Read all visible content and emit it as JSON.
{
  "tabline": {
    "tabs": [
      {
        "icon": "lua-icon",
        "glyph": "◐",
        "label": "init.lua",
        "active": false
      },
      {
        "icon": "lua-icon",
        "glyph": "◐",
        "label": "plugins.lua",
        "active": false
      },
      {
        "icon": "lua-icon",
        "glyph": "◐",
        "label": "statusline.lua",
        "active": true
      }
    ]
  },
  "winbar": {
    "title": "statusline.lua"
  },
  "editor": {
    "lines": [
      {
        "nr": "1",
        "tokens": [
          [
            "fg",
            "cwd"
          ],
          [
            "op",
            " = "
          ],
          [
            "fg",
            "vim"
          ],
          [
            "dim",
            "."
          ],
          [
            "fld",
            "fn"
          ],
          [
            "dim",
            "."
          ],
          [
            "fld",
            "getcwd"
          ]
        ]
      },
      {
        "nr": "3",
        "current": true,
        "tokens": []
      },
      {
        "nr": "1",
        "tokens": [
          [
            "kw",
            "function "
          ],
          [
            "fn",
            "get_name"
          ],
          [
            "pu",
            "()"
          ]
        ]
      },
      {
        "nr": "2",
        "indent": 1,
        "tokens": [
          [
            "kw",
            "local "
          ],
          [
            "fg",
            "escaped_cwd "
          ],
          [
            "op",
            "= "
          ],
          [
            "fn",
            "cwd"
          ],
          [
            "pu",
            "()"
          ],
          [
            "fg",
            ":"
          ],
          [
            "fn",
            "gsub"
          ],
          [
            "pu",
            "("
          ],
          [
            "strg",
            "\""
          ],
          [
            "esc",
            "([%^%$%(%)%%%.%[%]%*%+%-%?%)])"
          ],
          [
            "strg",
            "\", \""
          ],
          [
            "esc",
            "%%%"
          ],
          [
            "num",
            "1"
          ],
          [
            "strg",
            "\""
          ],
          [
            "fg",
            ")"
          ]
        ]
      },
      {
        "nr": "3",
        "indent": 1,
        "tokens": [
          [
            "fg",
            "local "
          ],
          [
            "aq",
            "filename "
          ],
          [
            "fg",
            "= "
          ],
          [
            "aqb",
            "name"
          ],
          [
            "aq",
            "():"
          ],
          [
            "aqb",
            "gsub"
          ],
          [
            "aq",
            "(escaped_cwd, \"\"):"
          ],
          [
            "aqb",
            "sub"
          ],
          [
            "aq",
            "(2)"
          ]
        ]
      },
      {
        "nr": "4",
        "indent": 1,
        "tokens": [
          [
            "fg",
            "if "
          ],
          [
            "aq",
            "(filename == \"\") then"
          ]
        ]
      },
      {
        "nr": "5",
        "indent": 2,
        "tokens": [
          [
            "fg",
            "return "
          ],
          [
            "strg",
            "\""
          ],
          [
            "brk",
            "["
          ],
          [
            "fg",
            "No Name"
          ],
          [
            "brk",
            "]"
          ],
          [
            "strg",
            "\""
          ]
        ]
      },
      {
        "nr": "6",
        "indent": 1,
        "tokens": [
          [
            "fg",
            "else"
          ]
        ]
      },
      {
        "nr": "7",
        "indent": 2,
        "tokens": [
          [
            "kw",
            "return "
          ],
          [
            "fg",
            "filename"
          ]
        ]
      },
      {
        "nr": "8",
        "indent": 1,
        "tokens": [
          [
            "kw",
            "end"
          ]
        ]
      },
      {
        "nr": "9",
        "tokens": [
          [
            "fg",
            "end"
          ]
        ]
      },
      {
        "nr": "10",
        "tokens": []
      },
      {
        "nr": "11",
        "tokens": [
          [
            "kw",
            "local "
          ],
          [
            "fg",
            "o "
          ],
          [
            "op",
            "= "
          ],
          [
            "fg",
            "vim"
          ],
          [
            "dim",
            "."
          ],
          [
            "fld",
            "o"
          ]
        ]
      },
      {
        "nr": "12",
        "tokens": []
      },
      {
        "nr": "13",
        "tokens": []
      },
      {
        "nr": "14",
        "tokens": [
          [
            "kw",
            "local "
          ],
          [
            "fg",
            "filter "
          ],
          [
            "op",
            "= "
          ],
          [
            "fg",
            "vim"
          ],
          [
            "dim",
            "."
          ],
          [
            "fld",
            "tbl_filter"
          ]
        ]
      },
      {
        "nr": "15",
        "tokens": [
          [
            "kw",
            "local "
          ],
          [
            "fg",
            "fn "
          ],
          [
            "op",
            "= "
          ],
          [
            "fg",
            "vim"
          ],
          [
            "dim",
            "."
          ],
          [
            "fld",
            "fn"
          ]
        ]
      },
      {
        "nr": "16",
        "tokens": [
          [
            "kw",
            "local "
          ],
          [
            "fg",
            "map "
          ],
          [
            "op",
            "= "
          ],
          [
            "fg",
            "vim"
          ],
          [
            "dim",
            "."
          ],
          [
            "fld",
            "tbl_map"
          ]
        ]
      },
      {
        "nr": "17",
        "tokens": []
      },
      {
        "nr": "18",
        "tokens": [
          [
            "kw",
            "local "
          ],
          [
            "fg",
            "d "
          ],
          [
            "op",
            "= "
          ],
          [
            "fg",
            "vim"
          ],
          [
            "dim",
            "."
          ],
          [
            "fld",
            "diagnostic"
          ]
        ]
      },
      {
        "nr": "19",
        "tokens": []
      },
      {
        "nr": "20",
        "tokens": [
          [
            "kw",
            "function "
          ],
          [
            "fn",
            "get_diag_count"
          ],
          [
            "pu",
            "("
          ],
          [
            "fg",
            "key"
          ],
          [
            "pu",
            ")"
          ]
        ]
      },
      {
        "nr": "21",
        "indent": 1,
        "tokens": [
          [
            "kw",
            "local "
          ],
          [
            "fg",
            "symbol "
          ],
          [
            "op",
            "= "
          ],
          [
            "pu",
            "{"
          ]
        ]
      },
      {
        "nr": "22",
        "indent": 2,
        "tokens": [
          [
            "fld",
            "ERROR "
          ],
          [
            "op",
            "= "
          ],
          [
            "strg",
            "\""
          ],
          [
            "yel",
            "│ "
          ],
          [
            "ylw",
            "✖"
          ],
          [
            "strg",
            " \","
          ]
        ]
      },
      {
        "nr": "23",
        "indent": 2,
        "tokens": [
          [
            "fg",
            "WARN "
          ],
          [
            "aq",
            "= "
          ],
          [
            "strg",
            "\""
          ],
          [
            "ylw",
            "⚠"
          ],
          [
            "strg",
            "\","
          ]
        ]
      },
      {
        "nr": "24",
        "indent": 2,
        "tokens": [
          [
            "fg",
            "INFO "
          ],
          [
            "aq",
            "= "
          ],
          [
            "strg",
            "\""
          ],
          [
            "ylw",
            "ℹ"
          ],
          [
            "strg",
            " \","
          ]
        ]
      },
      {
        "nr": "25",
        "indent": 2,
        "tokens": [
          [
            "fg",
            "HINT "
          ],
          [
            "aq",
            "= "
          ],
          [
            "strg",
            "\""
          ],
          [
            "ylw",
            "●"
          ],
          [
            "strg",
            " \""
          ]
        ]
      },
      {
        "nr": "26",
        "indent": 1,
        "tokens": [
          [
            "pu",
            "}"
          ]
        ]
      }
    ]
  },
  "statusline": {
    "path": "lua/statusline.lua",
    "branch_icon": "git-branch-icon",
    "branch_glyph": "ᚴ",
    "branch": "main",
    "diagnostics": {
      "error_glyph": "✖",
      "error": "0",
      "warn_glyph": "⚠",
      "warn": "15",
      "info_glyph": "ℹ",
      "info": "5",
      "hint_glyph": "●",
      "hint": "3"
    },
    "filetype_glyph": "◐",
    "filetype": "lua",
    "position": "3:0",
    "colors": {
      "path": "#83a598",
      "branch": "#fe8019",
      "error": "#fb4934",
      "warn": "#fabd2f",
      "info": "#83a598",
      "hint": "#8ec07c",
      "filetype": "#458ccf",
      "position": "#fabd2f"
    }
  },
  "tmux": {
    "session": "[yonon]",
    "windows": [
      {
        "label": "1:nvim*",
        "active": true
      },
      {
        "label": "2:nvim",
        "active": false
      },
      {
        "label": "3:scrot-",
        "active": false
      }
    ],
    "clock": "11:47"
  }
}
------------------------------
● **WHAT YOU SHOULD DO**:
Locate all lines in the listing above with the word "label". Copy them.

● **TASK RESULT**:
        "label": "init.lua",
        "label": "plugins.lua",
        "label": "statusline.lua",
        "label": "1:nvim*",
        "label": "2:nvim",
        "label": "3:scrot-",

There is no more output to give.